The Mastermind chair

This Friday one small personal life goal will be achieved, as BBC2 airs my appearance as a competitor on Mastermind.

Ever since I realised at a relatively young age that I had the ability to absorb and regurgitate a large number of (mainly) useless facts, I’ve wanted to appear and sit in the big black chair.

However, this isn’t my first appearance on a TV quiz show – oh no. 

Since my fledgling outing on Blockbusters as a callow 17-year-old, I have bothered the schedules on a number of occasions, with varying degrees of success. Continue reading

When is a radio show not a radio show?

Sara Cox

If you’re like me, when you picture a radio presenter in your mind, you see them wearing a big pair of headphones, sitting (or standing) at a desk, speaking into a microphone and occasionally pressing buttons.

Although the age of DJs actually ‘spinning discs’ is long gone, most of the rest still holds true… or so I thought.

Last week, however, while idly browsing iPlayer, I came across Sara Cox’s Sounds of the 80s.

Not such an 80s classic
This goes out on BBC Radio 2 on a Friday night from 10pm – midnight and it seems fairly popular.

Ostensibly, it’s just Sara Cox playing lots of a-Ha, Wham!, Billy Ocean and Madonna to dance around to, or so I thought.

You see, this radio show is also available to watch.

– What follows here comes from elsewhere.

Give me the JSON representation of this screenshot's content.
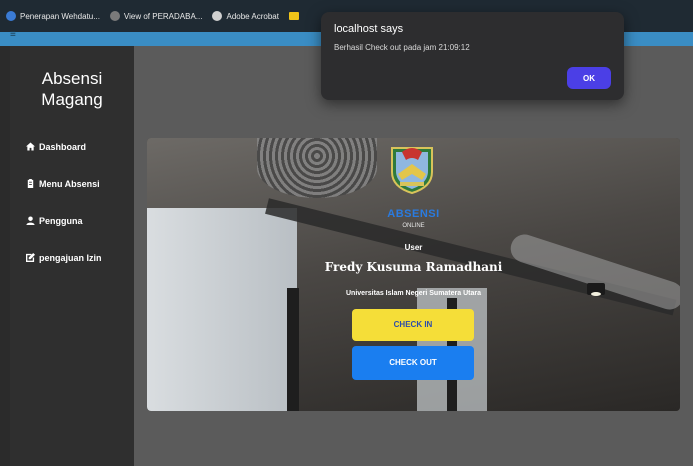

Now we’re not talking a webcam in the corner here – I mean Sara Cox standing in a proper TV studio facing a camera delivering her script. Continue reading